Boil-water order

So this past Saturday we’re doing some cleaning. It’s the last warm day of the fall, probably (almost 25C, I’d warrant — Swan River, three-ish hours north of here, was the hot spot in Canada that day), and so we’re washing windows, hanging laundry on the line, that sort of thing. I went up and down the ladder a dozen or so times, cleaning the gutters.

My wife calls to me: “I need you inside, something’s leaking.”

I think, Oh crap.

Our hot-water tank has sprung a leak.


I call around to some folks. First my dad, who’s not home. Then my brother-in-law in Winnipeg, on the off chance he’s got some least experience with this sort of thing. “Blind panic,” he advises. “Then maybe call a 24-hour plumber.”

I call the plumber. I have an electric tank all ready to go, to replace the holed gas one. “$300,” he tells me. “Plus $92.50 for weekend premium.” Even though I’ve got the new tank in the house already. “Plus you’ll need an electrician to wire it to your panel.”

“I’ll, uh, get back to you,” I say.


Because, see, here’s the thing — we are in the endgame of installing geothermal heat, and part of the system is a pre-heat cycle for the hot-water tank. So we were going to have the electric tank installed by the geothermal guys, and use the gas tank as a holding tank for the pre-heated water. The new plan, of course, is to use just one tank, the electric one. Sometime this week, it should all be done. All hooked up, ready to draw heat from the pipes buried in my yard, pipes that go down 100 feet vertically.
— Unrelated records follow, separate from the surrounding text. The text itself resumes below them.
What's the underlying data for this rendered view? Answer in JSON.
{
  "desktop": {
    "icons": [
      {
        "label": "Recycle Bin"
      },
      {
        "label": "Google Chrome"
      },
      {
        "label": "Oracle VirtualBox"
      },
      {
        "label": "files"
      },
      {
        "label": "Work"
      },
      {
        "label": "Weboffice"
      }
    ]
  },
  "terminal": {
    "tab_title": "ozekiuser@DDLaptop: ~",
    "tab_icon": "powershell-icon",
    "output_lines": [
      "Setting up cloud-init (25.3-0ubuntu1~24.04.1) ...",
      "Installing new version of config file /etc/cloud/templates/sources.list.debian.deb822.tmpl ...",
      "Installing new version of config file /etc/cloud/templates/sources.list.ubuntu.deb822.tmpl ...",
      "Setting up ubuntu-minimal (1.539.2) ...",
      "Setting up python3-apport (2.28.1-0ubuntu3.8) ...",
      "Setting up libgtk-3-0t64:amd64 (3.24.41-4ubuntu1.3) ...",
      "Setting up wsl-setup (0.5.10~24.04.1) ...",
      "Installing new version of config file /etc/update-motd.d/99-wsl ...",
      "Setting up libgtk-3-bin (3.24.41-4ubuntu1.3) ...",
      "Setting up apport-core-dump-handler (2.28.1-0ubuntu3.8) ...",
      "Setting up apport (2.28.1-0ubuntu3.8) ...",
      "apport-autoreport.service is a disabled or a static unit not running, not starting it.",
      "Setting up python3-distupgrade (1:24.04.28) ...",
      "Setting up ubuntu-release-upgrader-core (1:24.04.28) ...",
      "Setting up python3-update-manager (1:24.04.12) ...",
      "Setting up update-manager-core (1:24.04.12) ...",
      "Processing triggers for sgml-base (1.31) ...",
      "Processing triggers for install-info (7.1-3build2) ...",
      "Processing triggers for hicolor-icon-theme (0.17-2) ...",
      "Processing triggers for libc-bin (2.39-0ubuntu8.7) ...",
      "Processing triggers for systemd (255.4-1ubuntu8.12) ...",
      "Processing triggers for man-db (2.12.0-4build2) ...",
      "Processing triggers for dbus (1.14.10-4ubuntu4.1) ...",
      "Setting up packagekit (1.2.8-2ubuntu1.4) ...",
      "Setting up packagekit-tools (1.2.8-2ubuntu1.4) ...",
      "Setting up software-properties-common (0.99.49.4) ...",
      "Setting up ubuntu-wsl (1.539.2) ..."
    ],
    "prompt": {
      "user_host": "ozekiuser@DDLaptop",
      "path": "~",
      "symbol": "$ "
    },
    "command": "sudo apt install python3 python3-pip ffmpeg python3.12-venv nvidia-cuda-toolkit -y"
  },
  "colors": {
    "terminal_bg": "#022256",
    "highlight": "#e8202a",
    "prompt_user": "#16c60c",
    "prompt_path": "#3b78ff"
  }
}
Long story short, if you come to my house in the next few days, don’t expect a hot shower. The best I can do is boil water for your bath.